- What the task asks:
Your answer must be an exact copy of the listing below.

● ● ●

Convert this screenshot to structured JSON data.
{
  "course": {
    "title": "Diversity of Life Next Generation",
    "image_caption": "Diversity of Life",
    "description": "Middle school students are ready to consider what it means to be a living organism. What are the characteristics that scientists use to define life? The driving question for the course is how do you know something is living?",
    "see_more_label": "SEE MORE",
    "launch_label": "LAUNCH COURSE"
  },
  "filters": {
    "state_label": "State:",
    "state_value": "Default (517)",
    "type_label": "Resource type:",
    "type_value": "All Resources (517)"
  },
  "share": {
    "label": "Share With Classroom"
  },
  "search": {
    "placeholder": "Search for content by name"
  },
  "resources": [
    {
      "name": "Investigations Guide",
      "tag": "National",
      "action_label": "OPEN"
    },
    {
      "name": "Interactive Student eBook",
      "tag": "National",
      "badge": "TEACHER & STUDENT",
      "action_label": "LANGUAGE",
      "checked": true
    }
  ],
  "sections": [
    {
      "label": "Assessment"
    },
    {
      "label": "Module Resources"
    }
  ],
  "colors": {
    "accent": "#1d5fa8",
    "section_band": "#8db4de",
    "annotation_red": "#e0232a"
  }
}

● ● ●

- Output:
Convert this screenshot to structured JSON data.
{
  "course": {
    "title": "Diversity of Life Next Generation",
    "image_caption": "Diversity of Life",
    "description": "Middle school students are ready to consider what it means to be a living organism. What are the characteristics that scientists use to define life? The driving question for the course is how do you know something is living?",
    "see_more_label": "SEE MORE",
    "launch_label": "LAUNCH COURSE"
  },
  "filters": {
    "state_label": "State:",
    "state_value": "Default (517)",
    "type_label": "Resource type:",
    "type_value": "All Resources (517)"
  },
  "share": {
    "label": "Share With Classroom"
  },
  "search": {
    "placeholder": "Search for content by name"
  },
  "resources": [
    {
      "name": "Investigations Guide",
      "tag": "National",
      "action_label": "OPEN"
    },
    {
      "name": "Interactive Student eBook",
      "tag": "National",
      "badge": "TEACHER & STUDENT",
      "action_label": "LANGUAGE",
      "checked": true
    }
  ],
  "sections": [
    {
      "label": "Assessment"
    },
    {
      "label": "Module Resources"
    }
  ],
  "colors": {
    "accent": "#1d5fa8",
    "section_band": "#8db4de",
    "annotation_red": "#e0232a"
  }
}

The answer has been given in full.